  1. Emphasize career and skill development. Make sure that for each employee, consistent conversations are held to learn what the person’s career goals are. I have found Chipotle is outstanding in this area. Identify skill development opportunities for each person. People will leave an organization if they do not feel they are being invested in.
  2. Invest in manager development too. With the pandemic, it has been necessary to back off development due to so many managers having to take on direct staffing responsibilities. Unfortunately, since many more-experienced people are leaving, organizations have less-experienced employees filling both manager and frontline roles. Organizations are in a tough position. While they naturally want to increase training, they need to be careful not to overwhelm people. The training must be laser-focused. We are calling this micro-development, meaning small doses of very specific training provided in an easy-to-access manner.
  3. Implement Relationship Rounding™. The backbone of employee engagement is ongoing communication. Over the years, I have noticed that in some organizations, rounding has moved from a practice of listening and building relationships of trust to more of a transactional “checking a box” exercise. The group of experts I have brought together have focused on this subject and created a great resource on Relationship Rounding. Not only does this practice allow you to build a solid relationship with each person and figure out what they want and need, it helps you identify red flags that could indicate well-being issues. Relationship Rounding is the perfect way to do N=1 research.
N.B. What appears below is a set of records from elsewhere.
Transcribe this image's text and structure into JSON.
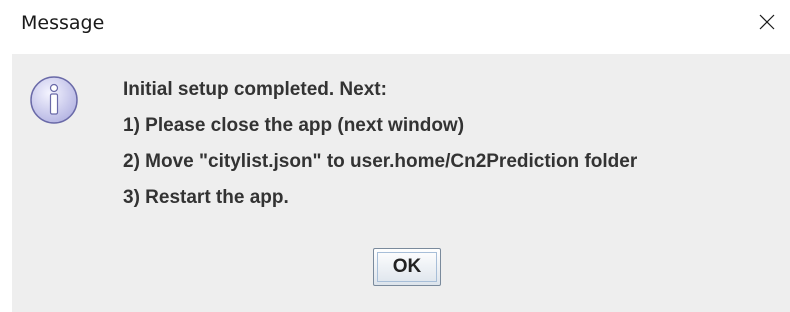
{
  "window": {
    "title": "Message",
    "close_icon": "close-icon"
  },
  "dialog": {
    "icon": "info-icon",
    "lines": [
      "Initial setup completed. Next:",
      "1) Please close the app (next window)",
      "2) Move \"citylist.json\" to user.home/Cn2Prediction folder",
      "3) Restart the app."
    ],
    "ok_label": "OK"
  },
  "colors": {
    "background": "#eeeeee",
    "titlebar": "#ffffff",
    "text": "#333333",
    "icon_fill": "#c8c8ea",
    "icon_stroke": "#6a6aa8"
  }
}
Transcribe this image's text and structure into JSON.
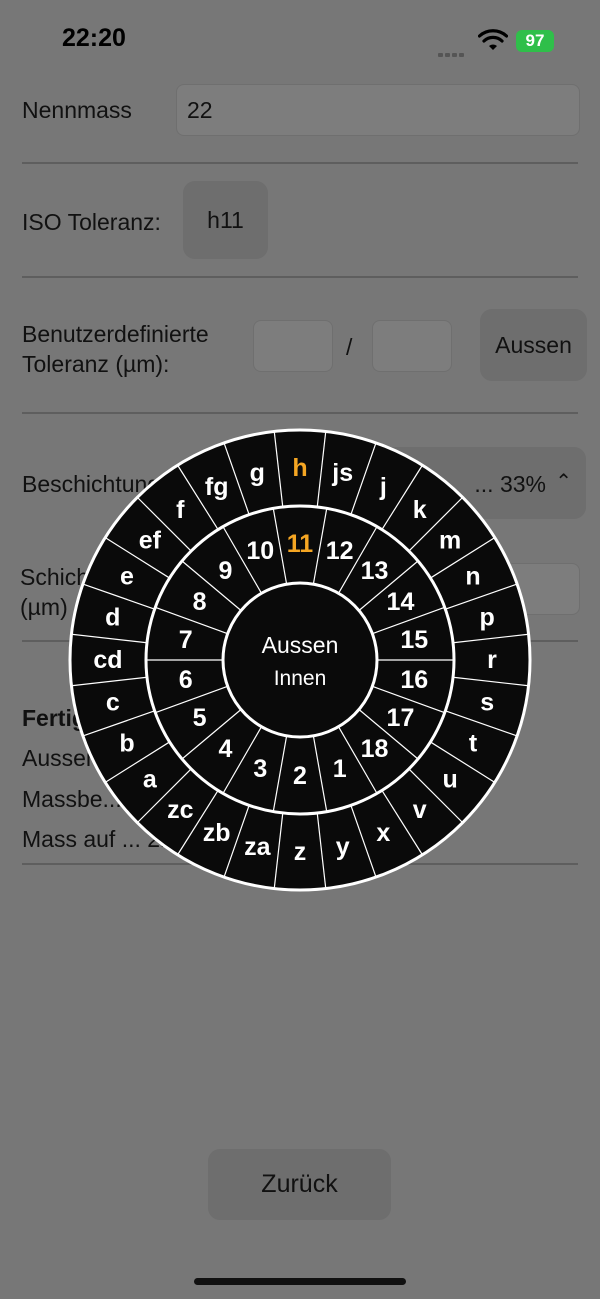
{
  "status": {
    "time": "22:20",
    "battery": "97"
  },
  "form": {
    "nennmass_label": "Nennmass",
    "nennmass_value": "22",
    "iso_label": "ISO Toleranz:",
    "iso_value": "h11",
    "custom_label_line1": "Benutzerdefinierte",
    "custom_label_line2": "Toleranz (µm):",
    "custom_sep": "/",
    "custom_mode": "Aussen",
    "coating_label": "Beschichtung:",
    "coating_value": "... 33%",
    "layer_label_line1": "Schichtdicke",
    "layer_label_line2": "(µm)"
  },
  "results": {
    "heading": "Fertigmass",
    "line1": "Aussen...",
    "line2": "Massbe... 2...",
    "line3": "Mass auf ... 21,9..."
  },
  "back_button": "Zurück",
  "wheel": {
    "center_primary": "Aussen",
    "center_secondary": "Innen",
    "outer_letters": [
      "h",
      "js",
      "j",
      "k",
      "m",
      "n",
      "p",
      "r",
      "s",
      "t",
      "u",
      "v",
      "x",
      "y",
      "z",
      "za",
      "zb",
      "zc",
      "a",
      "b",
      "c",
      "cd",
      "d",
      "e",
      "ef",
      "f",
      "fg",
      "g"
    ],
    "inner_grades": [
      "11",
      "12",
      "13",
      "14",
      "15",
      "16",
      "17",
      "18",
      "1",
      "2",
      "3",
      "4",
      "5",
      "6",
      "7",
      "8",
      "9",
      "10"
    ],
    "selected_letter": "h",
    "selected_grade": "11",
    "highlight_color": "#f5a623"
  }
}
I am learning so much from difference makers like Marcia Horn and ICAN. I am grateful for their insights that help guide me and all of us in a rapidly changing world. 

We will never go back to the past. Many challenges we face today with recruiting and retaining talent are not new; however, the pandemic has made it impossible to not take increased action. The same is true with well-being. 

We must bring 2022 solutions to 2022 challenges. What worked in the past is not good enough. The great news is that those of us who realize this truth and get busy creating employee-centric organizations will enjoy an exciting, successful, and rewarding future.